*** DATA FOR ANALYSIS Section Begins ***
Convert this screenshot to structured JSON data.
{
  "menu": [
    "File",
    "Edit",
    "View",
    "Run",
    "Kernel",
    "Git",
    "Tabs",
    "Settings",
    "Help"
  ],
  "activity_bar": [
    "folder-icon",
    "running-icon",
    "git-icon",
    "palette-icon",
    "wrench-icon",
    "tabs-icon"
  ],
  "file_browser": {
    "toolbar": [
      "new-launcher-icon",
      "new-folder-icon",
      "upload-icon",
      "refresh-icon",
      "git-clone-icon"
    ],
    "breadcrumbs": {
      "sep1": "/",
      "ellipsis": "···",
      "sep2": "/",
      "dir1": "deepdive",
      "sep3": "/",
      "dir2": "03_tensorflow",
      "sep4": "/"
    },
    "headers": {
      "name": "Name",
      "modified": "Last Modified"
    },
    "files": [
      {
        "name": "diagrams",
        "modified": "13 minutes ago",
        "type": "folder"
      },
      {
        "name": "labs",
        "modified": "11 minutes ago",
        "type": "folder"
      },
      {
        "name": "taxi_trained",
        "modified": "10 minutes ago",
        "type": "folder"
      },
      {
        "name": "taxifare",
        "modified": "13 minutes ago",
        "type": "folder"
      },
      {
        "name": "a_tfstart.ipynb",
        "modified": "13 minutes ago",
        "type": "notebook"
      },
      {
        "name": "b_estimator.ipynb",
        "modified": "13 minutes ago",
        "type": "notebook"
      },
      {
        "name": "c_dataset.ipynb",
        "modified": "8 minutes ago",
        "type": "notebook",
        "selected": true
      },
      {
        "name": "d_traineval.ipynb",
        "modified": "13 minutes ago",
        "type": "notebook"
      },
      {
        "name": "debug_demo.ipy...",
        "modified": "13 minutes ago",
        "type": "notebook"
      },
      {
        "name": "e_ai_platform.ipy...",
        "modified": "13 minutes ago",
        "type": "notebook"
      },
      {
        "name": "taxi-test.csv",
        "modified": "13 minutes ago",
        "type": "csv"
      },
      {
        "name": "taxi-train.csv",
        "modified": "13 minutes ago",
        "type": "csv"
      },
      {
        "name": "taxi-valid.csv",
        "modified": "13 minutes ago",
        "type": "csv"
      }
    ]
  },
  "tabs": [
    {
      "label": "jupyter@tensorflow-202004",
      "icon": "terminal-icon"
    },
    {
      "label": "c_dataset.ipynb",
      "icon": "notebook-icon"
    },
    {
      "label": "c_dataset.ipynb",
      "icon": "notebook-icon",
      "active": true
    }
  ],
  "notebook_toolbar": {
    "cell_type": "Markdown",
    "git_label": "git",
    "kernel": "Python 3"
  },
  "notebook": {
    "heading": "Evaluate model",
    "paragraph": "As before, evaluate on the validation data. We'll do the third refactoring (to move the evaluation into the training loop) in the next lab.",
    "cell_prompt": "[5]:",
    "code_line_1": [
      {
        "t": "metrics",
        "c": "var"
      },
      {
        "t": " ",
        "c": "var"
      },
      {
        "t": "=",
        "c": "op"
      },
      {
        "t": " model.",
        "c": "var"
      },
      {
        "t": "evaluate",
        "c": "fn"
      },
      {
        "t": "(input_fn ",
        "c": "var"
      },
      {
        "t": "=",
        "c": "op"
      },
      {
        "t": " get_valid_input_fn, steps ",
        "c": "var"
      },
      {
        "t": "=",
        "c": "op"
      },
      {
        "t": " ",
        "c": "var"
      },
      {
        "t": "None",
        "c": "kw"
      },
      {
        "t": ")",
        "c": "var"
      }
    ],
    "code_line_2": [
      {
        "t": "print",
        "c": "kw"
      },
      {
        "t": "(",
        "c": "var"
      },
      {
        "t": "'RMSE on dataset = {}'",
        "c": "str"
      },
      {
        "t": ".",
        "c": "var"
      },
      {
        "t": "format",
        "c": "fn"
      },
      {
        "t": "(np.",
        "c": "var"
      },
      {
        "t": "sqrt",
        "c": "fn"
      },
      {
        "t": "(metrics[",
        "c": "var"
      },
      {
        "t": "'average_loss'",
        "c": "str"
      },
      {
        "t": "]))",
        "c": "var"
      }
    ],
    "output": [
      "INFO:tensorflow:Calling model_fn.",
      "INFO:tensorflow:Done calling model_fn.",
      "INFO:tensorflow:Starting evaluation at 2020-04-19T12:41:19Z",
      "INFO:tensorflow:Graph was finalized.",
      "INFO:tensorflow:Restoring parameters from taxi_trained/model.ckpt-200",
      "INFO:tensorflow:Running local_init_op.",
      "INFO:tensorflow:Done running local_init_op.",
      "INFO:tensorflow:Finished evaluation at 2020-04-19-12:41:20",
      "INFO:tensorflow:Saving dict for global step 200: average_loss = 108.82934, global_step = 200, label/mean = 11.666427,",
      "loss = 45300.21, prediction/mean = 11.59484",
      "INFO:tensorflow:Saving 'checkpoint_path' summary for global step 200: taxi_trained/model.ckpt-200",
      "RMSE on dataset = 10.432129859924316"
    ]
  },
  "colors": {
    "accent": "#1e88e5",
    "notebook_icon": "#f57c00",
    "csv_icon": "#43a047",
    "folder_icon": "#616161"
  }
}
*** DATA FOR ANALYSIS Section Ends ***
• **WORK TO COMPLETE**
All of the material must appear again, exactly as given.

• **ANSWER BELOW**
Convert this screenshot to structured JSON data.
{
  "menu": [
    "File",
    "Edit",
    "View",
    "Run",
    "Kernel",
    "Git",
    "Tabs",
    "Settings",
    "Help"
  ],
  "activity_bar": [
    "folder-icon",
    "running-icon",
    "git-icon",
    "palette-icon",
    "wrench-icon",
    "tabs-icon"
  ],
  "file_browser": {
    "toolbar": [
      "new-launcher-icon",
      "new-folder-icon",
      "upload-icon",
      "refresh-icon",
      "git-clone-icon"
    ],
    "breadcrumbs": {
      "sep1": "/",
      "ellipsis": "···",
      "sep2": "/",
      "dir1": "deepdive",
      "sep3": "/",
      "dir2": "03_tensorflow",
      "sep4": "/"
    },
    "headers": {
      "name": "Name",
      "modified": "Last Modified"
    },
    "files": [
      {
        "name": "diagrams",
        "modified": "13 minutes ago",
        "type": "folder"
      },
      {
        "name": "labs",
        "modified": "11 minutes ago",
        "type": "folder"
      },
      {
        "name": "taxi_trained",
        "modified": "10 minutes ago",
        "type": "folder"
      },
      {
        "name": "taxifare",
        "modified": "13 minutes ago",
        "type": "folder"
      },
      {
        "name": "a_tfstart.ipynb",
        "modified": "13 minutes ago",
        "type": "notebook"
      },
      {
        "name": "b_estimator.ipynb",
        "modified": "13 minutes ago",
        "type": "notebook"
      },
      {
        "name": "c_dataset.ipynb",
        "modified": "8 minutes ago",
        "type": "notebook",
        "selected": true
      },
      {
        "name": "d_traineval.ipynb",
        "modified": "13 minutes ago",
        "type": "notebook"
      },
      {
        "name": "debug_demo.ipy...",
        "modified": "13 minutes ago",
        "type": "notebook"
      },
      {
        "name": "e_ai_platform.ipy...",
        "modified": "13 minutes ago",
        "type": "notebook"
      },
      {
        "name": "taxi-test.csv",
        "modified": "13 minutes ago",
        "type": "csv"
      },
      {
        "name": "taxi-train.csv",
        "modified": "13 minutes ago",
        "type": "csv"
      },
      {
        "name": "taxi-valid.csv",
        "modified": "13 minutes ago",
        "type": "csv"
      }
    ]
  },
  "tabs": [
    {
      "label": "jupyter@tensorflow-202004",
      "icon": "terminal-icon"
    },
    {
      "label": "c_dataset.ipynb",
      "icon": "notebook-icon"
    },
    {
      "label": "c_dataset.ipynb",
      "icon": "notebook-icon",
      "active": true
    }
  ],
  "notebook_toolbar": {
    "cell_type": "Markdown",
    "git_label": "git",
    "kernel": "Python 3"
  },
  "notebook": {
    "heading": "Evaluate model",
    "paragraph": "As before, evaluate on the validation data. We'll do the third refactoring (to move the evaluation into the training loop) in the next lab.",
    "cell_prompt": "[5]:",
    "code_line_1": [
      {
        "t": "metrics",
        "c": "var"
      },
      {
        "t": " ",
        "c": "var"
      },
      {
        "t": "=",
        "c": "op"
      },
      {
        "t": " model.",
        "c": "var"
      },
      {
        "t": "evaluate",
        "c": "fn"
      },
      {
        "t": "(input_fn ",
        "c": "var"
      },
      {
        "t": "=",
        "c": "op"
      },
      {
        "t": " get_valid_input_fn, steps ",
        "c": "var"
      },
      {
        "t": "=",
        "c": "op"
      },
      {
        "t": " ",
        "c": "var"
      },
      {
        "t": "None",
        "c": "kw"
      },
      {
        "t": ")",
        "c": "var"
      }
    ],
    "code_line_2": [
      {
        "t": "print",
        "c": "kw"
      },
      {
        "t": "(",
        "c": "var"
      },
      {
        "t": "'RMSE on dataset = {}'",
        "c": "str"
      },
      {
        "t": ".",
        "c": "var"
      },
      {
        "t": "format",
        "c": "fn"
      },
      {
        "t": "(np.",
        "c": "var"
      },
      {
        "t": "sqrt",
        "c": "fn"
      },
      {
        "t": "(metrics[",
        "c": "var"
      },
      {
        "t": "'average_loss'",
        "c": "str"
      },
      {
        "t": "]))",
        "c": "var"
      }
    ],
    "output": [
      "INFO:tensorflow:Calling model_fn.",
      "INFO:tensorflow:Done calling model_fn.",
      "INFO:tensorflow:Starting evaluation at 2020-04-19T12:41:19Z",
      "INFO:tensorflow:Graph was finalized.",
      "INFO:tensorflow:Restoring parameters from taxi_trained/model.ckpt-200",
      "INFO:tensorflow:Running local_init_op.",
      "INFO:tensorflow:Done running local_init_op.",
      "INFO:tensorflow:Finished evaluation at 2020-04-19-12:41:20",
      "INFO:tensorflow:Saving dict for global step 200: average_loss = 108.82934, global_step = 200, label/mean = 11.666427,",
      "loss = 45300.21, prediction/mean = 11.59484",
      "INFO:tensorflow:Saving 'checkpoint_path' summary for global step 200: taxi_trained/model.ckpt-200",
      "RMSE on dataset = 10.432129859924316"
    ]
  },
  "colors": {
    "accent": "#1e88e5",
    "notebook_icon": "#f57c00",
    "csv_icon": "#43a047",
    "folder_icon": "#616161"
  }
}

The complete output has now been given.